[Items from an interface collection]
=======

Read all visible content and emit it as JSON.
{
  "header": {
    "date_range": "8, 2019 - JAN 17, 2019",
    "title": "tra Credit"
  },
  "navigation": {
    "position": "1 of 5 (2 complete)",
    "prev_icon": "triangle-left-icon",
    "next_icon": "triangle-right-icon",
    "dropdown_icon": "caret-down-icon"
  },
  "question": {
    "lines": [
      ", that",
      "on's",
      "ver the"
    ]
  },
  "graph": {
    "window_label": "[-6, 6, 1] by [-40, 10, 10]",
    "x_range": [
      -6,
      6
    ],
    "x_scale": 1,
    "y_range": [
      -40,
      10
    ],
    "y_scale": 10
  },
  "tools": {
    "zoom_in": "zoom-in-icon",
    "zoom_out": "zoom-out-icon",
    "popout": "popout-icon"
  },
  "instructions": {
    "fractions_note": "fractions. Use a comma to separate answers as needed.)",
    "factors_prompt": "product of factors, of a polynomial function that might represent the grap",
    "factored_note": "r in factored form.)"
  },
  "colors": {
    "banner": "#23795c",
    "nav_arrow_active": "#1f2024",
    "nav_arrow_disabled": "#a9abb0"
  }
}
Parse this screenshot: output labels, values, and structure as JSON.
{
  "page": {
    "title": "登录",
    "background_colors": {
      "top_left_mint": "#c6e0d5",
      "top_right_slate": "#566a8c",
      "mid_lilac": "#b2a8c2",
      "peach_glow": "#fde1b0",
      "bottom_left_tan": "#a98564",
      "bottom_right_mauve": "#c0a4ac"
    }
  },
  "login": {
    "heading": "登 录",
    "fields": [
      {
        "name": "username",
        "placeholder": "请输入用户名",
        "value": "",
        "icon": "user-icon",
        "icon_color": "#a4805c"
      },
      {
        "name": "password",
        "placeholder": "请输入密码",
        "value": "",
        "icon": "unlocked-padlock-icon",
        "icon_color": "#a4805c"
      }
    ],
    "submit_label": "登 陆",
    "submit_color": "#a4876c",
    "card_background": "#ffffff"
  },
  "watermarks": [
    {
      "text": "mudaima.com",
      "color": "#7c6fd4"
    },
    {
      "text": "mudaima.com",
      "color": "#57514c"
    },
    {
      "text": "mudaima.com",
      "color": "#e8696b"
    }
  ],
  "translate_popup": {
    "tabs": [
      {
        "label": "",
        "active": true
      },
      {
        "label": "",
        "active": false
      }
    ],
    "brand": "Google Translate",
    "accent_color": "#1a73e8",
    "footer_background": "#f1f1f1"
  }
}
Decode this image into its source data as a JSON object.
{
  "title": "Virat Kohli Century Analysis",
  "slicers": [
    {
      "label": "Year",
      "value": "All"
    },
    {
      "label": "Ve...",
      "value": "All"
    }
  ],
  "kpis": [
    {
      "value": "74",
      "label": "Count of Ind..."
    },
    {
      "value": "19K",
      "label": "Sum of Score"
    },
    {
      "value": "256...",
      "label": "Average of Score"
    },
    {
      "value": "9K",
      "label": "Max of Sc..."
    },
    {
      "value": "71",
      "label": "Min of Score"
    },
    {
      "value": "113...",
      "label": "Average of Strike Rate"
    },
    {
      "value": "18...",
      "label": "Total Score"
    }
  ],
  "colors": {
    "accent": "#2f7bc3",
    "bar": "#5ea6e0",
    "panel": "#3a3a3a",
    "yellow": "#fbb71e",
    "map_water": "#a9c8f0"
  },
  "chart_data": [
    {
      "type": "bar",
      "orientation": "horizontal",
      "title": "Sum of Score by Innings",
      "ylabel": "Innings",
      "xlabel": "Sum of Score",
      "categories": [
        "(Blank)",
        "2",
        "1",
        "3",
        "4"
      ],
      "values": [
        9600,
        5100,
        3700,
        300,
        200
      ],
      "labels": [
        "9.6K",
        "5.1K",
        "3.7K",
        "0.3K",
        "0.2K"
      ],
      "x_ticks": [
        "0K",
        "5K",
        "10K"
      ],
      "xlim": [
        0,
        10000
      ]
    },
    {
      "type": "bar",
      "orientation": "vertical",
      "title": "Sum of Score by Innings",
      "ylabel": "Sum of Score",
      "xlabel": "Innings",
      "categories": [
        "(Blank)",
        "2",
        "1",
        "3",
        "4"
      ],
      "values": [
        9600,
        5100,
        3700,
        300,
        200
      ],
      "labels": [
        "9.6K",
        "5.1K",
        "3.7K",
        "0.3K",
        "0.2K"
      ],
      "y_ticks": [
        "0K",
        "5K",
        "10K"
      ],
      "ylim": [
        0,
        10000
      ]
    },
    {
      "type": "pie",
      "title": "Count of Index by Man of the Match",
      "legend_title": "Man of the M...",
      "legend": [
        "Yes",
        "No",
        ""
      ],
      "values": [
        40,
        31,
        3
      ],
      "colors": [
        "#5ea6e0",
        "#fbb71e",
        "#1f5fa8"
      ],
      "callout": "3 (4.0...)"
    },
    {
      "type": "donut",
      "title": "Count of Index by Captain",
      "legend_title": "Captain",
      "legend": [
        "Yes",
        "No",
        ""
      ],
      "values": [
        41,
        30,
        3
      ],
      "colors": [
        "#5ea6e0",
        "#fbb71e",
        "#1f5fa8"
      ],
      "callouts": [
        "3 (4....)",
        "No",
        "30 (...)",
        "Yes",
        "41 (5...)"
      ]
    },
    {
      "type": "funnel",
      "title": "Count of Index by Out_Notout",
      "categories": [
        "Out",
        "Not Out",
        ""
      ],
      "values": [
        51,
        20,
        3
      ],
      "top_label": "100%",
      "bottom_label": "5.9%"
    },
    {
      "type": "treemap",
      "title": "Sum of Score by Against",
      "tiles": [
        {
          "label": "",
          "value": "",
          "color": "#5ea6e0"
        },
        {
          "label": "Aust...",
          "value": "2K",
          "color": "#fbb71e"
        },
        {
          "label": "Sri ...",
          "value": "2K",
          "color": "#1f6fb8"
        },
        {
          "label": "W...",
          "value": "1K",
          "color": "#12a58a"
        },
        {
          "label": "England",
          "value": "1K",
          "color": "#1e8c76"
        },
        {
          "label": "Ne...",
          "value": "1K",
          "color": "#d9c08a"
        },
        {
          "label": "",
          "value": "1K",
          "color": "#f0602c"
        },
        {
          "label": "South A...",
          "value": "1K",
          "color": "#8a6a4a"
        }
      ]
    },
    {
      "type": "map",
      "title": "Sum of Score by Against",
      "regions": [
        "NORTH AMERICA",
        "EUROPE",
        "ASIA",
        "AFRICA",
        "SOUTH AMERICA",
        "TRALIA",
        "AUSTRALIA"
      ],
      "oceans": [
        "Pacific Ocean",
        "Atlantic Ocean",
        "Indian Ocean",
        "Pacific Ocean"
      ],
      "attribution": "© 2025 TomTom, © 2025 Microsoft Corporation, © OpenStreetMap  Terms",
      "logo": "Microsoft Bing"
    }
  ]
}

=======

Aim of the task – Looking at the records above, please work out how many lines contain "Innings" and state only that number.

Solution below – 4